However, the practice of dynastic succession also had its downsides. It often led to power struggles and conflicts within the ruling family, with different members vying for the throne and plotting against each other. This was particularly true when there were multiple heirs to the throne, each with their own supporters and ambitions.
5) Regnal Names and Numbers
Ancient monarchs often used regnal names and numbers to distinguish themselves from their predecessors. For example, King Henry VIII of England was the eighth king named Henry to rule England. This practice was common in ancient monarchies, and it helped to establish the legitimacy of the monarch’s rule.

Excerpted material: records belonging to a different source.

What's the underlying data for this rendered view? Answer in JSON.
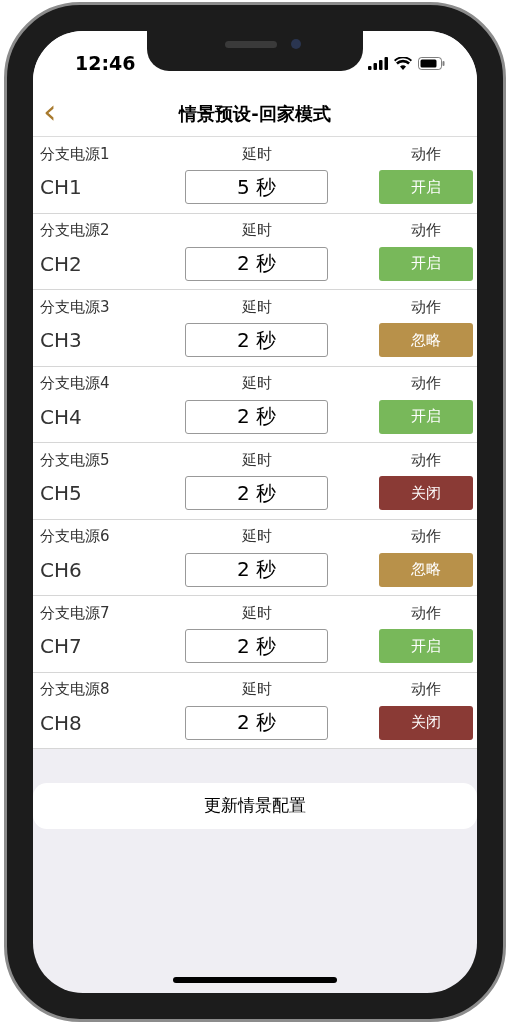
{
  "status_bar": {
    "time": "12:46"
  },
  "nav": {
    "back": "‹",
    "title": "情景预设-回家模式"
  },
  "channels": [
    {
      "label": "分支电源1",
      "delay_label": "延时",
      "action_label": "动作",
      "channel": "CH1",
      "delay": "5 秒",
      "action": {
        "label": "开启",
        "kind": "on"
      }
    },
    {
      "label": "分支电源2",
      "delay_label": "延时",
      "action_label": "动作",
      "channel": "CH2",
      "delay": "2 秒",
      "action": {
        "label": "开启",
        "kind": "on"
      }
    },
    {
      "label": "分支电源3",
      "delay_label": "延时",
      "action_label": "动作",
      "channel": "CH3",
      "delay": "2 秒",
      "action": {
        "label": "忽略",
        "kind": "ignore"
      }
    },
    {
      "label": "分支电源4",
      "delay_label": "延时",
      "action_label": "动作",
      "channel": "CH4",
      "delay": "2 秒",
      "action": {
        "label": "开启",
        "kind": "on"
      }
    },
    {
      "label": "分支电源5",
      "delay_label": "延时",
      "action_label": "动作",
      "channel": "CH5",
      "delay": "2 秒",
      "action": {
        "label": "关闭",
        "kind": "off"
      }
    },
    {
      "label": "分支电源6",
      "delay_label": "延时",
      "action_label": "动作",
      "channel": "CH6",
      "delay": "2 秒",
      "action": {
        "label": "忽略",
        "kind": "ignore"
      }
    },
    {
      "label": "分支电源7",
      "delay_label": "延时",
      "action_label": "动作",
      "channel": "CH7",
      "delay": "2 秒",
      "action": {
        "label": "开启",
        "kind": "on"
      }
    },
    {
      "label": "分支电源8",
      "delay_label": "延时",
      "action_label": "动作",
      "channel": "CH8",
      "delay": "2 秒",
      "action": {
        "label": "关闭",
        "kind": "off"
      }
    }
  ],
  "update_button": "更新情景配置"
}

Regnal names and numbers are fascinating aspects of ancient monarchy that were used to distinguish one monarch from another. The practice of assigning regnal names and numbers was common in many ancient societies, and it served multiple purposes. Firstly, it helped to establish the legitimacy of the monarch’s rule, as it provided a clear indication of their place within the lineage of rulers. Secondly, it was a way to differentiate between monarchs who might have had similar names, and it allowed historians and scholars to easily identify them in historical texts and documents.
In some cases, regnal names were chosen to pay tribute to previous rulers or to emphasize certain aspects of the monarch’s reign. For example, King Edward VII of England chose his regnal name as a tribute to his mother, Queen Victoria, whose husband was named Prince Albert of Saxe-Coburg and Gotha. Edward VII’s father, King Edward VI, had ruled for a very short time, and so Edward VII chose his regnal name to emphasize his own long and prosperous reign.
Similarly, regnal numbers were used to distinguish one monarch from another within a particular dynasty. This practice was particularly common in England, where many monarchs shared the same name. For example, there were eight monarchs named Henry who ruled England over a period of several centuries. By using regnal numbers, historians and scholars can easily differentiate between these monarchs and understand the chronology of their reigns.
In conclusion, ancient monarchies were characterized by divine or semi-divine status, expected to be skilled warriors, used royal marriages to form alliances. These monarchies were present in several ancient civilizations, including Egypt, Greece, Rome, India and China. Posthumous names were often given to honor and distinguish monarchs after their death, while regnal names and numbers were used to distinguish between monarchs with the same given name. Overall, the study of ancient monarchies provides insight into the development of political and social structures, and highlights the importance of tradition and continuity in these civilizations.